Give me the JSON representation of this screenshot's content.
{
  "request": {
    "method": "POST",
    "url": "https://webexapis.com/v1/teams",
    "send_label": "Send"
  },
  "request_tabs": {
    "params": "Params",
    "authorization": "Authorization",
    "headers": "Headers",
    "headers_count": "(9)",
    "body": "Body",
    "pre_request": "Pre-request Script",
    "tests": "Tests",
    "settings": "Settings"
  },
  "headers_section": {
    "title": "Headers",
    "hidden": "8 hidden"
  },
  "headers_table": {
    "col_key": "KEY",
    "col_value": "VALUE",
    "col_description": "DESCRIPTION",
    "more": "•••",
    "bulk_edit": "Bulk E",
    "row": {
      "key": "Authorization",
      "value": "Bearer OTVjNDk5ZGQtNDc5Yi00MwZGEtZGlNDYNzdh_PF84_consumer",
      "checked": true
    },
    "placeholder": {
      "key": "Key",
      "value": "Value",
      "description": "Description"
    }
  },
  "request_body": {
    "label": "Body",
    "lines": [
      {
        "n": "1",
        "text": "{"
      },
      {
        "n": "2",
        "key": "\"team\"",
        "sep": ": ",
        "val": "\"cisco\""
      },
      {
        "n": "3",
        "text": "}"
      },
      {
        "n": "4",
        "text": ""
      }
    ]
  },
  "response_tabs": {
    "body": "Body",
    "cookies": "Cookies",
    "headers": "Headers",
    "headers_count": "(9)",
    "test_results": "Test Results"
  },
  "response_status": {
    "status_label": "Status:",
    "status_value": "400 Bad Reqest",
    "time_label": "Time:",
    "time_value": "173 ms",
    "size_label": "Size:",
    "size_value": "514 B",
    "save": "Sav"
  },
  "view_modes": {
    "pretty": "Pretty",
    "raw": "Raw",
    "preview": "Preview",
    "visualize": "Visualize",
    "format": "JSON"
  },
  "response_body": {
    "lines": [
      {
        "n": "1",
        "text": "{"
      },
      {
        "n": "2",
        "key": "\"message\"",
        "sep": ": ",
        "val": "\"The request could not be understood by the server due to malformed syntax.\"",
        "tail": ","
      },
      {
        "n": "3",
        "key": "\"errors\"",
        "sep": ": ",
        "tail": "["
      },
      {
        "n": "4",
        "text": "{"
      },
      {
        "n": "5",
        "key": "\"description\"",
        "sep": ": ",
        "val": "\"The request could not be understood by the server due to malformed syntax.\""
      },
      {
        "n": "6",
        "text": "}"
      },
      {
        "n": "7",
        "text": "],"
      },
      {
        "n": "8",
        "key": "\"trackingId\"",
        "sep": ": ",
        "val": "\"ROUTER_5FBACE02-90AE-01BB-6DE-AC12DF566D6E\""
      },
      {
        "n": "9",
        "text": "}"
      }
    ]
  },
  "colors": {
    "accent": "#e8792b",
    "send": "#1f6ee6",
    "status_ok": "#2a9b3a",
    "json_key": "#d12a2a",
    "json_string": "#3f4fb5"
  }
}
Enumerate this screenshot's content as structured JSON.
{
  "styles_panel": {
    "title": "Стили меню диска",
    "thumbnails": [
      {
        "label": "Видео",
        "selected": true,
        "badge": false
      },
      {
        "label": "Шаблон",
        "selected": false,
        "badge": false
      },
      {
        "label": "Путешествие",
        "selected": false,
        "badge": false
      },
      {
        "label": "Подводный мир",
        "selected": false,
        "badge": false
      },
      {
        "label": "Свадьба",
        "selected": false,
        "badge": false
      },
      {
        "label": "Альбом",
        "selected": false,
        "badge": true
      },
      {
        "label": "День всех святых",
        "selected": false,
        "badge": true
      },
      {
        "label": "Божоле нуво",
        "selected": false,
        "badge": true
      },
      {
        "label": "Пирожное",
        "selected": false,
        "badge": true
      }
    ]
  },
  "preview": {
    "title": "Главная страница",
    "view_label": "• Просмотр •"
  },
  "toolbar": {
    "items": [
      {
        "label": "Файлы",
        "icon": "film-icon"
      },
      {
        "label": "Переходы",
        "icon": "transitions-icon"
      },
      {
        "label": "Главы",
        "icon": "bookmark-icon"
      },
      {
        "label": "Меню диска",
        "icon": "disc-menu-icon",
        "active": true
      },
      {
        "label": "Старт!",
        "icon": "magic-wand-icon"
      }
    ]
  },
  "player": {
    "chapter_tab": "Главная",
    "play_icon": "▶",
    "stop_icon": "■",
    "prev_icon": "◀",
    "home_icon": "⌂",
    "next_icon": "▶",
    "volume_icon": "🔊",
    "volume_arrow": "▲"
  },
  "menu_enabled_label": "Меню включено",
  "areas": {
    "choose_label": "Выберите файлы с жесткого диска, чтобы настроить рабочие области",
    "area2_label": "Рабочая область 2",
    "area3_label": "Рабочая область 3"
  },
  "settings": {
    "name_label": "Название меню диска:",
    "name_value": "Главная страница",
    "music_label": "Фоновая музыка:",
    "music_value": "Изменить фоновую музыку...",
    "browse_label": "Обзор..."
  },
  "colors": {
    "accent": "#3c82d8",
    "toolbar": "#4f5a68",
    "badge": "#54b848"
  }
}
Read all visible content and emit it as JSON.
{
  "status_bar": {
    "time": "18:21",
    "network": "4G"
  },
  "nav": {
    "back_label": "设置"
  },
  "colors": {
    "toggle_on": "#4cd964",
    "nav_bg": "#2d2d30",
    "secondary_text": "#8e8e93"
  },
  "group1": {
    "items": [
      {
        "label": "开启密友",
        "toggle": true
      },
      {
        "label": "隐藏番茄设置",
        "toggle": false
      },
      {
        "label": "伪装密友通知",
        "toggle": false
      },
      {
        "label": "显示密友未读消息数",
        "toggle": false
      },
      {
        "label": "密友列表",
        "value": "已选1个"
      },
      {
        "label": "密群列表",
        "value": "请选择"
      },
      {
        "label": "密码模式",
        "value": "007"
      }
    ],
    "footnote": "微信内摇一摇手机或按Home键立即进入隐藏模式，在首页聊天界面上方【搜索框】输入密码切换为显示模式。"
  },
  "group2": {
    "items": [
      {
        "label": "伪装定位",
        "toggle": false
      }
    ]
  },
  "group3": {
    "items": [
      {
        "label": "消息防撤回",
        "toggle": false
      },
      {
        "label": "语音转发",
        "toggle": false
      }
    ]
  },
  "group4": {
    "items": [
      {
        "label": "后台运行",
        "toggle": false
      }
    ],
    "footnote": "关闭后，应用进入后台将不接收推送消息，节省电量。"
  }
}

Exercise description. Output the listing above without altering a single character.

Solution to this task.
Give me the JSON representation of this screenshot's content.
{
  "request": {
    "method": "POST",
    "url": "https://webexapis.com/v1/teams",
    "send_label": "Send"
  },
  "request_tabs": {
    "params": "Params",
    "authorization": "Authorization",
    "headers": "Headers",
    "headers_count": "(9)",
    "body": "Body",
    "pre_request": "Pre-request Script",
    "tests": "Tests",
    "settings": "Settings"
  },
  "headers_section": {
    "title": "Headers",
    "hidden": "8 hidden"
  },
  "headers_table": {
    "col_key": "KEY",
    "col_value": "VALUE",
    "col_description": "DESCRIPTION",
    "more": "•••",
    "bulk_edit": "Bulk E",
    "row": {
      "key": "Authorization",
      "value": "Bearer OTVjNDk5ZGQtNDc5Yi00MwZGEtZGlNDYNzdh_PF84_consumer",
      "checked": true
    },
    "placeholder": {
      "key": "Key",
      "value": "Value",
      "description": "Description"
    }
  },
  "request_body": {
    "label": "Body",
    "lines": [
      {
        "n": "1",
        "text": "{"
      },
      {
        "n": "2",
        "key": "\"team\"",
        "sep": ": ",
        "val": "\"cisco\""
      },
      {
        "n": "3",
        "text": "}"
      },
      {
        "n": "4",
        "text": ""
      }
    ]
  },
  "response_tabs": {
    "body": "Body",
    "cookies": "Cookies",
    "headers": "Headers",
    "headers_count": "(9)",
    "test_results": "Test Results"
  },
  "response_status": {
    "status_label": "Status:",
    "status_value": "400 Bad Reqest",
    "time_label": "Time:",
    "time_value": "173 ms",
    "size_label": "Size:",
    "size_value": "514 B",
    "save": "Sav"
  },
  "view_modes": {
    "pretty": "Pretty",
    "raw": "Raw",
    "preview": "Preview",
    "visualize": "Visualize",
    "format": "JSON"
  },
  "response_body": {
    "lines": [
      {
        "n": "1",
        "text": "{"
      },
      {
        "n": "2",
        "key": "\"message\"",
        "sep": ": ",
        "val": "\"The request could not be understood by the server due to malformed syntax.\"",
        "tail": ","
      },
      {
        "n": "3",
        "key": "\"errors\"",
        "sep": ": ",
        "tail": "["
      },
      {
        "n": "4",
        "text": "{"
      },
      {
        "n": "5",
        "key": "\"description\"",
        "sep": ": ",
        "val": "\"The request could not be understood by the server due to malformed syntax.\""
      },
      {
        "n": "6",
        "text": "}"
      },
      {
        "n": "7",
        "text": "],"
      },
      {
        "n": "8",
        "key": "\"trackingId\"",
        "sep": ": ",
        "val": "\"ROUTER_5FBACE02-90AE-01BB-6DE-AC12DF566D6E\""
      },
      {
        "n": "9",
        "text": "}"
      }
    ]
  },
  "colors": {
    "accent": "#e8792b",
    "send": "#1f6ee6",
    "status_ok": "#2a9b3a",
    "json_key": "#d12a2a",
    "json_string": "#3f4fb5"
  }
}
Enumerate this screenshot's content as structured JSON.
{
  "styles_panel": {
    "title": "Стили меню диска",
    "thumbnails": [
      {
        "label": "Видео",
        "selected": true,
        "badge": false
      },
      {
        "label": "Шаблон",
        "selected": false,
        "badge": false
      },
      {
        "label": "Путешествие",
        "selected": false,
        "badge": false
      },
      {
        "label": "Подводный мир",
        "selected": false,
        "badge": false
      },
      {
        "label": "Свадьба",
        "selected": false,
        "badge": false
      },
      {
        "label": "Альбом",
        "selected": false,
        "badge": true
      },
      {
        "label": "День всех святых",
        "selected": false,
        "badge": true
      },
      {
        "label": "Божоле нуво",
        "selected": false,
        "badge": true
      },
      {
        "label": "Пирожное",
        "selected": false,
        "badge": true
      }
    ]
  },
  "preview": {
    "title": "Главная страница",
    "view_label": "• Просмотр •"
  },
  "toolbar": {
    "items": [
      {
        "label": "Файлы",
        "icon": "film-icon"
      },
      {
        "label": "Переходы",
        "icon": "transitions-icon"
      },
      {
        "label": "Главы",
        "icon": "bookmark-icon"
      },
      {
        "label": "Меню диска",
        "icon": "disc-menu-icon",
        "active": true
      },
      {
        "label": "Старт!",
        "icon": "magic-wand-icon"
      }
    ]
  },
  "player": {
    "chapter_tab": "Главная",
    "play_icon": "▶",
    "stop_icon": "■",
    "prev_icon": "◀",
    "home_icon": "⌂",
    "next_icon": "▶",
    "volume_icon": "🔊",
    "volume_arrow": "▲"
  },
  "menu_enabled_label": "Меню включено",
  "areas": {
    "choose_label": "Выберите файлы с жесткого диска, чтобы настроить рабочие области",
    "area2_label": "Рабочая область 2",
    "area3_label": "Рабочая область 3"
  },
  "settings": {
    "name_label": "Название меню диска:",
    "name_value": "Главная страница",
    "music_label": "Фоновая музыка:",
    "music_value": "Изменить фоновую музыку...",
    "browse_label": "Обзор..."
  },
  "colors": {
    "accent": "#3c82d8",
    "toolbar": "#4f5a68",
    "badge": "#54b848"
  }
}
Read all visible content and emit it as JSON.
{
  "status_bar": {
    "time": "18:21",
    "network": "4G"
  },
  "nav": {
    "back_label": "设置"
  },
  "colors": {
    "toggle_on": "#4cd964",
    "nav_bg": "#2d2d30",
    "secondary_text": "#8e8e93"
  },
  "group1": {
    "items": [
      {
        "label": "开启密友",
        "toggle": true
      },
      {
        "label": "隐藏番茄设置",
        "toggle": false
      },
      {
        "label": "伪装密友通知",
        "toggle": false
      },
      {
        "label": "显示密友未读消息数",
        "toggle": false
      },
      {
        "label": "密友列表",
        "value": "已选1个"
      },
      {
        "label": "密群列表",
        "value": "请选择"
      },
      {
        "label": "密码模式",
        "value": "007"
      }
    ],
    "footnote": "微信内摇一摇手机或按Home键立即进入隐藏模式，在首页聊天界面上方【搜索框】输入密码切换为显示模式。"
  },
  "group2": {
    "items": [
      {
        "label": "伪装定位",
        "toggle": false
      }
    ]
  },
  "group3": {
    "items": [
      {
        "label": "消息防撤回",
        "toggle": false
      },
      {
        "label": "语音转发",
        "toggle": false
      }
    ]
  },
  "group4": {
    "items": [
      {
        "label": "后台运行",
        "toggle": false
      }
    ],
    "footnote": "关闭后，应用进入后台将不接收推送消息，节省电量。"
  }
}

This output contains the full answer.